Sister Rose Marie did not miss a beat and in her yearly letter, she responded, “I bought incense, and I drank from the chalice,” McBournie recounted.

Shelly Pennefather (#15) had a 70-0 record playing basketball for Bishop Machebeuf in the 1980s, and went on to play for Villanova and then professionally in Japan. (Photo courtesy of Villanova Athletics)

But this letter sparked a friendship. This classmate has continued to write letters and even attended the 25-anniversary jubilee.

“Her letters are still hilarious, still very sarcastic,” McBournie said.

She remembers Sister Rose Marie being reserved and quiet in high school, focused more on school and basketball than anything else. Her father was in the military and the family was very disciplined, but they had a good sense of humor and quick wit, McBournie said.
“Her spirituality permeated her existence from the time she was young,” McBournie said.

David Dominguez was a few years ahead of Sister Rose Marie at Machebeuf but remembers her discipline and her talent. He called himself her cheerleader.’

“If it was really tight, we would start yelling, ‘Shelly, Shelly!’” Dominguez said. “It was one of my favorite cheers.”

Dominguez exercised at the Air Force base gym where Sister Rose Marie would train and play basketball with her dad and brother.

“I knew she had incredible skills,” Dominguez said. “It was kind of magical to watch.”

Sister Rose Marie recently celebrated the 25th anniversary of her profession of vows with the Poor Clares. She was able to hug her friends and family for the first time in 25 years. ESPN was there to cover the occasion. (Photo courtesy of Mary Beth Bonacci)

Dominguez also knew she was different.

“She was living for a different purpose than everyone else,” he said.

Sister Rose Marie’s devotion and personality remain the same, though she has traded in her jersey for a habit.
Although Sister Rose Marie can only write one letter a year, and can seldom have visitors, her friendship and influence reach far beyond the monastery walls.

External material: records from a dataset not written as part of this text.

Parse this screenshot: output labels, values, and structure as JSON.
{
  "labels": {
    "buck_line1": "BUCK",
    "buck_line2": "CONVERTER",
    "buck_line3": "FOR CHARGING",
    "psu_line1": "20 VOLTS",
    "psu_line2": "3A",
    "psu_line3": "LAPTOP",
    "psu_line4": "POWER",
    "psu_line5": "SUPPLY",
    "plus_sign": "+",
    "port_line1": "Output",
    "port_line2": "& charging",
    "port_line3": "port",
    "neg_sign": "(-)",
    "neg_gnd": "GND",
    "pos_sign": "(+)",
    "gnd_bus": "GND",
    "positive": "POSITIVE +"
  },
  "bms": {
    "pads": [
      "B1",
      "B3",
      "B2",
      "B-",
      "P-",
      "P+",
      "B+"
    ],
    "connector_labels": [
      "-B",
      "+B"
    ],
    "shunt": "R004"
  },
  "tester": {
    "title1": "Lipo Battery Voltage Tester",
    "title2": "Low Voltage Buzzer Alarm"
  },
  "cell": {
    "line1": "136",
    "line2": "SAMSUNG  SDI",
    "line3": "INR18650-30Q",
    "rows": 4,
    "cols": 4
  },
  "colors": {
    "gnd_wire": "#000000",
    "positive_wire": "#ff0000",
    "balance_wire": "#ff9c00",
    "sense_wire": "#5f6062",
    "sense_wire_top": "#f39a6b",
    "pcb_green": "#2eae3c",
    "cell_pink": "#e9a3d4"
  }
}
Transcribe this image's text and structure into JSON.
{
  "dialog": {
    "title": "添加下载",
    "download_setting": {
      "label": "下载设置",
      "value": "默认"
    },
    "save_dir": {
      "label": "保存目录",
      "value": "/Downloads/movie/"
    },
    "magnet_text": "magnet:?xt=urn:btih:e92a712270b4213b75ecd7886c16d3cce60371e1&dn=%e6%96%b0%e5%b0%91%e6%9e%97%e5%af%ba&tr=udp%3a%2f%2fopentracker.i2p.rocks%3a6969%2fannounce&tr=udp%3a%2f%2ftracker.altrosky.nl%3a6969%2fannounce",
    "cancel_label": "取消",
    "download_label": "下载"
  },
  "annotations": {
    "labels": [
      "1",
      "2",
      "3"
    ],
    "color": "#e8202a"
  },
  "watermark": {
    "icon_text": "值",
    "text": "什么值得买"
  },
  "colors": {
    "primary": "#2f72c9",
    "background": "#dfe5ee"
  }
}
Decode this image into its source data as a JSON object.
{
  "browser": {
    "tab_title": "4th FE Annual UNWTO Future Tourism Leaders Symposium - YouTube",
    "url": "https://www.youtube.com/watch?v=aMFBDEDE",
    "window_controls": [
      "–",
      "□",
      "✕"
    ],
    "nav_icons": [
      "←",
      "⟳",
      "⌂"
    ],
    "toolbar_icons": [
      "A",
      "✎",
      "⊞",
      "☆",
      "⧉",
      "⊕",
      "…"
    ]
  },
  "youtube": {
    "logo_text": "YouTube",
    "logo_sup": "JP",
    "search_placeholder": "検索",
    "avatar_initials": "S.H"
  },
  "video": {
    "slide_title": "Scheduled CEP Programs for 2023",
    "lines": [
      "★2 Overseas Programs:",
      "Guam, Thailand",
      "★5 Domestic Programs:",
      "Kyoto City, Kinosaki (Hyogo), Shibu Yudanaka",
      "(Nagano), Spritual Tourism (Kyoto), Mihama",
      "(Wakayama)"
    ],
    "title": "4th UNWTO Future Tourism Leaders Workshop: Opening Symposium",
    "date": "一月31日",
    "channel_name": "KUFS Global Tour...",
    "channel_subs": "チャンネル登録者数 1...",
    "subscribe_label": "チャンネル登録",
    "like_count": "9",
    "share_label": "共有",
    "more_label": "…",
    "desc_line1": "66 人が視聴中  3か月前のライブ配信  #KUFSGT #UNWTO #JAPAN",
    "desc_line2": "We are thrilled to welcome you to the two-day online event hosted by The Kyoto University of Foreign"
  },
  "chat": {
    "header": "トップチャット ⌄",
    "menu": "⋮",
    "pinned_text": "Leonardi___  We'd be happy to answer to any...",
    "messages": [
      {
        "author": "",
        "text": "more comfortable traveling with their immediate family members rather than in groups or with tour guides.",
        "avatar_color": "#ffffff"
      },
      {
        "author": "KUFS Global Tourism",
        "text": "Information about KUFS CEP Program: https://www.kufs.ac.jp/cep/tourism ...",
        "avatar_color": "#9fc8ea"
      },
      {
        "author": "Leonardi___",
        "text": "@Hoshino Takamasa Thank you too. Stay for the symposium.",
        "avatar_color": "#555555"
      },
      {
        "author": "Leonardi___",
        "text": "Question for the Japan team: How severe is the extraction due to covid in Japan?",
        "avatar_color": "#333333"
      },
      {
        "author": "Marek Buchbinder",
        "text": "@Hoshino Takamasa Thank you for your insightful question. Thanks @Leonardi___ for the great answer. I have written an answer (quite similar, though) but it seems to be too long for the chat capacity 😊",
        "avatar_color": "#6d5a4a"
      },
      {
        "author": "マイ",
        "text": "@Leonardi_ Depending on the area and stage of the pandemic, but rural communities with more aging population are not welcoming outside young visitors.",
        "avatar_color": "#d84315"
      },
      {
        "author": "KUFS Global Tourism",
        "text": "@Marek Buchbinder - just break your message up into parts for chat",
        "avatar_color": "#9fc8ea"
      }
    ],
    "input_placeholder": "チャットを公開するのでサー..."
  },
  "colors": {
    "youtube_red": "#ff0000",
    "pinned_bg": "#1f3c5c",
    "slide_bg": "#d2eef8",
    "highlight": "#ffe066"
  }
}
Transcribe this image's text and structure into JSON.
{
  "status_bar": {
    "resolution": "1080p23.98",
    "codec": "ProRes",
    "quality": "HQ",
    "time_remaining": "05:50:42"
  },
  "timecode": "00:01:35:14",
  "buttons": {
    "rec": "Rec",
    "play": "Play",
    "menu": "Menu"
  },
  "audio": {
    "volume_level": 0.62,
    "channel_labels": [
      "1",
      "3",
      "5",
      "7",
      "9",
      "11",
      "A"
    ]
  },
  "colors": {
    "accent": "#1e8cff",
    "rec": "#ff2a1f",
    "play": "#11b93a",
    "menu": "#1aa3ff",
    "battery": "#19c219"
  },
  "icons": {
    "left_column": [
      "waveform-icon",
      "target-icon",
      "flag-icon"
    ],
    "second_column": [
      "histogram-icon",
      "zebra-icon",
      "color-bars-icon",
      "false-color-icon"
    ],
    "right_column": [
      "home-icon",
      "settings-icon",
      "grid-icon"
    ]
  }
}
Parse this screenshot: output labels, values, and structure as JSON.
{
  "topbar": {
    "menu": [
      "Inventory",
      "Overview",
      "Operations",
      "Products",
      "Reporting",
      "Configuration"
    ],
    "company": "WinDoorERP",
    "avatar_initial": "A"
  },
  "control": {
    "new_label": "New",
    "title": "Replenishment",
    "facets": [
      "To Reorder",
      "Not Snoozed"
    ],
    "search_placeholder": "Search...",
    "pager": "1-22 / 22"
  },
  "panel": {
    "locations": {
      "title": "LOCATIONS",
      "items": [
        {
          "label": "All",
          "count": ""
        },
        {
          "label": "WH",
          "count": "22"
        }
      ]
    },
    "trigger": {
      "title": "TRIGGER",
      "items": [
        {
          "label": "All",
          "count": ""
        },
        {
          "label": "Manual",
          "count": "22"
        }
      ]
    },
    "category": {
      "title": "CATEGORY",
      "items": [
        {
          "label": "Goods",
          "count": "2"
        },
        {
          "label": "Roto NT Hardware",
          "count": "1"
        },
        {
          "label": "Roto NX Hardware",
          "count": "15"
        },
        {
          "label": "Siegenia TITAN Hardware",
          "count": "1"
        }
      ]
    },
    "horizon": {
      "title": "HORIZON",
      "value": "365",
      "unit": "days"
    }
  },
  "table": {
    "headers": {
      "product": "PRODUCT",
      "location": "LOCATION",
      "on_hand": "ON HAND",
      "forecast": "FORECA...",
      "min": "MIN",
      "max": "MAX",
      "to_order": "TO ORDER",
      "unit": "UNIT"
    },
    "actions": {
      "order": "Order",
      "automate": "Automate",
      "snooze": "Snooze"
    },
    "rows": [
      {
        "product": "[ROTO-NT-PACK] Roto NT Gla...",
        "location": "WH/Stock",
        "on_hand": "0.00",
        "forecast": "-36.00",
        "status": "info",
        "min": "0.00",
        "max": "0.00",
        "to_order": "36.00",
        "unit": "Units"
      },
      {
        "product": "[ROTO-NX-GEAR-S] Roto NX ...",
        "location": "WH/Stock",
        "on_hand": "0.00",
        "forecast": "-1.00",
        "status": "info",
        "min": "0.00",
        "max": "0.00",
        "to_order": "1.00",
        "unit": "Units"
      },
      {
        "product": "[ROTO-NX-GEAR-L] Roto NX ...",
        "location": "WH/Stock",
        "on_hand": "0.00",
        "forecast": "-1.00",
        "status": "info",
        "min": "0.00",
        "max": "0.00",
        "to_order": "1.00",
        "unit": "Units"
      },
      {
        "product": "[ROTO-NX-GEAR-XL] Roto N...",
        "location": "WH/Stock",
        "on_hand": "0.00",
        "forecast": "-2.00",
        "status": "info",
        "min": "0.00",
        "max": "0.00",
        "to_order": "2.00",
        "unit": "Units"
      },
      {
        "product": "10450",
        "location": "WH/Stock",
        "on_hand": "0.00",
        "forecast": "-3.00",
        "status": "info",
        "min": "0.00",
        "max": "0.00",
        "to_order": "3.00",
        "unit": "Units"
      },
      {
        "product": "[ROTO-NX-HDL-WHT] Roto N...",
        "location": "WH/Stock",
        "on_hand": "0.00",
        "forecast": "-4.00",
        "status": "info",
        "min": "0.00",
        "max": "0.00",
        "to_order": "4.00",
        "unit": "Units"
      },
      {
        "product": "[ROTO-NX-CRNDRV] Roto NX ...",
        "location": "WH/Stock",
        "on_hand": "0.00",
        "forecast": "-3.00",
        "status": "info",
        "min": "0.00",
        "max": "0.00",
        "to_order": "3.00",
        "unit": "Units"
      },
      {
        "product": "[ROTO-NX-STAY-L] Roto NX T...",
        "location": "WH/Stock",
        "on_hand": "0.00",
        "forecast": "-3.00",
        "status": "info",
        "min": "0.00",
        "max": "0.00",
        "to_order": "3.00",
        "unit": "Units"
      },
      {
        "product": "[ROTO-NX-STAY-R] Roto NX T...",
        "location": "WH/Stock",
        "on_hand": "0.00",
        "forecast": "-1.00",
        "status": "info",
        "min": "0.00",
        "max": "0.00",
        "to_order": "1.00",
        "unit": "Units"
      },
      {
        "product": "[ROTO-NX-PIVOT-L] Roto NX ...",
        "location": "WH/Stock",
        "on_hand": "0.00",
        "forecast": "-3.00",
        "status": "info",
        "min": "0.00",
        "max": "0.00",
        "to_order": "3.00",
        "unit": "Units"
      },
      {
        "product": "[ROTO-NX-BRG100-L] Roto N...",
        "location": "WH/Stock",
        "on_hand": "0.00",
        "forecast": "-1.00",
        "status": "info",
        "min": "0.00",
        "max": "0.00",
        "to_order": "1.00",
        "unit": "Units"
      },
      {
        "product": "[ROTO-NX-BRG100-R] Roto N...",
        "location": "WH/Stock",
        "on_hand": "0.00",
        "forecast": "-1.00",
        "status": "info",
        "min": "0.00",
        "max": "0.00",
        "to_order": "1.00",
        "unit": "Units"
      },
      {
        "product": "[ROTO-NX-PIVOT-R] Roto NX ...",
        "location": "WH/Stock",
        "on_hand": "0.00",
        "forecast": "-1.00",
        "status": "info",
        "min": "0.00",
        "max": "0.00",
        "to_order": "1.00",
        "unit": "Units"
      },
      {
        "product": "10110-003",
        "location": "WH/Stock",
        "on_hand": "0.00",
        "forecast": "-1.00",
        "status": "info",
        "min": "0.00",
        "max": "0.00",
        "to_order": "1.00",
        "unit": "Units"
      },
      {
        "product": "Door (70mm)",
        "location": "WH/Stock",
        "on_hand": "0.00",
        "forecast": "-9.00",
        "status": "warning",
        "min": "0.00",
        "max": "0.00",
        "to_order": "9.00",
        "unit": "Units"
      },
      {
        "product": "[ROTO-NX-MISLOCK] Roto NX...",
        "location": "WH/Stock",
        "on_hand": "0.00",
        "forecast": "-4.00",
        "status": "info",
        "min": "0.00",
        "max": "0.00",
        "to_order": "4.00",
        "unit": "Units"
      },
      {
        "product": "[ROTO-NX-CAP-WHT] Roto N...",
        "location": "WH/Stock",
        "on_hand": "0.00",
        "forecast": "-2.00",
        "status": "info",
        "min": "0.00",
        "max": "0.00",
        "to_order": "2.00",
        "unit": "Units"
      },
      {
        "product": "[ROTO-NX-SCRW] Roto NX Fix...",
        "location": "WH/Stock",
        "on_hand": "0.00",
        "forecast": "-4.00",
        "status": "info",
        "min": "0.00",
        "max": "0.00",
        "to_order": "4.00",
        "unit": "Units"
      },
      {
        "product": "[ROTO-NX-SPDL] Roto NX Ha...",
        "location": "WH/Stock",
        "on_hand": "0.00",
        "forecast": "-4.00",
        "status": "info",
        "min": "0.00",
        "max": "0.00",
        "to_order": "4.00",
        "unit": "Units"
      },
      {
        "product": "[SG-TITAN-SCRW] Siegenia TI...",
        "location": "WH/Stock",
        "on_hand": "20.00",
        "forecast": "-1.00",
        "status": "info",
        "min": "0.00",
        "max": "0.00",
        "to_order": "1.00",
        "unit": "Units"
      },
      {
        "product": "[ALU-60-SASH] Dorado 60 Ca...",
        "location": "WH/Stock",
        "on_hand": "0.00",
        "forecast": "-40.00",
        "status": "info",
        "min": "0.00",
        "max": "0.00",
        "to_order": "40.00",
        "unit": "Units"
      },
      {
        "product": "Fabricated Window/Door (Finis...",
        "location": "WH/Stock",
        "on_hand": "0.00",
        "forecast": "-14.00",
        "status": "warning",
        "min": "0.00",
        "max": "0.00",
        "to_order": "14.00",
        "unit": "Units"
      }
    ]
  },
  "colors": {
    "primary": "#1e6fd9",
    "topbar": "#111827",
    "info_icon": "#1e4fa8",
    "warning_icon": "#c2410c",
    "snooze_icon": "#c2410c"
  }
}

Mcbournie said that their yearly letters have brought them even closer than they were in high school.

“I look forward to her letter every year,” Mcbournie said.